Malika Zarra‘s story echoes those of so many of us who share the immigrant’s experience. Originally from a village in southern Morocco, Zarra’s family moved to France, where she was forced to live a hyphenated existence. For some, having to adapt to a new culture while maintaining ancestral ties can be stifling. Many, however, see the possibilities that lie in drawing from the best of both worlds and do not see it as an either/or proposition, but rather seek an amalgamation of old and new as a distinct cultural identity.
“I wish to share my mix of cultures with the audience, and I hope that they will feel that music has always traveled around the world, and also understand a bit more how our cultures are indebted to each other,” said Zarra during a recent interview with DCist.
Zarra found this distinctiveness, quite literally, through her voice. Now based in New York, the talented singer-songwriter is making music that is a singular blend of all the sounds to which she has been exposed. Her breakthrough came while studying music in France, where she began experimenting by writing Arabic lyrics to jazz standards. Nowadays, she not only writes in Arabic, but also her Berber mother tongue, Moroccan Arabic, French and English. These lyrics are set to melodies which float over rhythms that come from equally disparate influences.

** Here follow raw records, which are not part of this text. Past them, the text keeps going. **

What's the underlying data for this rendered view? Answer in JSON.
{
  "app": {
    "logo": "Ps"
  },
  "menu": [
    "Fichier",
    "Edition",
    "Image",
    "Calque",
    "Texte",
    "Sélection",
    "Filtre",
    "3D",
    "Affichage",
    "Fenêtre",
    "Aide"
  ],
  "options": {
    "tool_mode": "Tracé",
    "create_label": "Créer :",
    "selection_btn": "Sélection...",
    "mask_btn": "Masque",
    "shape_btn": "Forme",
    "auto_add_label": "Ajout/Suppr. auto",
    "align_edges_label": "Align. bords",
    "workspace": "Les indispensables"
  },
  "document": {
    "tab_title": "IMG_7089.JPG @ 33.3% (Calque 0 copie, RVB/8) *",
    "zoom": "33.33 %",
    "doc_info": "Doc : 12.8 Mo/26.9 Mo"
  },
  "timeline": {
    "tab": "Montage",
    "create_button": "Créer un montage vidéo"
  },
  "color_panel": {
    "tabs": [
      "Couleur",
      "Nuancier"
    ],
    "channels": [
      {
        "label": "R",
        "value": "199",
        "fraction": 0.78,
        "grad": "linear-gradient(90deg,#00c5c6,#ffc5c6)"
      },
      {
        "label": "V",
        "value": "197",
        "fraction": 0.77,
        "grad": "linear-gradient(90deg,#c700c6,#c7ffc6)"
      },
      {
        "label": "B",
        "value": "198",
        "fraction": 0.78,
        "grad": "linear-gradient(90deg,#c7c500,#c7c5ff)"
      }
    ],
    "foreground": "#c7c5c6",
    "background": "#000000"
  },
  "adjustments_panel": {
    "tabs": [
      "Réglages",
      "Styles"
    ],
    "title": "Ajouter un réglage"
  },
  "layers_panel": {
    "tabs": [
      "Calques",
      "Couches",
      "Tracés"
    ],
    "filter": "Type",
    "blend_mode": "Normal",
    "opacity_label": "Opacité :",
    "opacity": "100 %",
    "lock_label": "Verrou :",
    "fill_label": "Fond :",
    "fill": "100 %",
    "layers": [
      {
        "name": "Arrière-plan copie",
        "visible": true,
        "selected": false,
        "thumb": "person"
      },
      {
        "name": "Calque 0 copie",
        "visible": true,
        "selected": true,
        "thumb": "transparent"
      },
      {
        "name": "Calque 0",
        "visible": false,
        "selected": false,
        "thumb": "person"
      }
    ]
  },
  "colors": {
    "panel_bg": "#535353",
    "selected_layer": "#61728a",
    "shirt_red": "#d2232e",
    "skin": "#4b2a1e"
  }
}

While the source of the music may be foreign to many of her listeners, the emotions Zarra aims to convey are not. “I would say that music is a universal language that anybody on earth can relate to,” Zarra said. “Anyone can feel the vibration and the honesty of an artist.”
Touring in support of her latest album, Berber Taxi, Zarra will be performing this weekend at the historic Bohemian Caverns. The album is so named because themes of travel and tradition permeate through her lyrics. Musically, she wanted to go deeper into her Moroccan roots. Gnawa is a percussive style meant to accompany people entering a religious trance. She also delves into chaabi, a more popular form that is the Arabic equivalent of the blues. Also on the album is music from the Issawa and Houara cultures.
As a writer, Zarra tends to work out bass lines over specific rhythms, and if those rhythms are not played with the proper feel, the songs will lose their essence. Accompanying her will be bassist Mamadou Ba, drummer Harvey Wriht and keyboardist Manu Koch. She chose the musicians specifically for their deep understanding of these styles and rhythms.
While her music is the sum of her experiences, and is meant to appeal to anyone open-minded enough to give it a listen, we were curious as to whether European and American audiences react differently to her sound.
“Maybe from a general point of view, I would say that Europeans might have more of a tendency to analyze the music, while Americans would just try to feel it,” Zarra observed.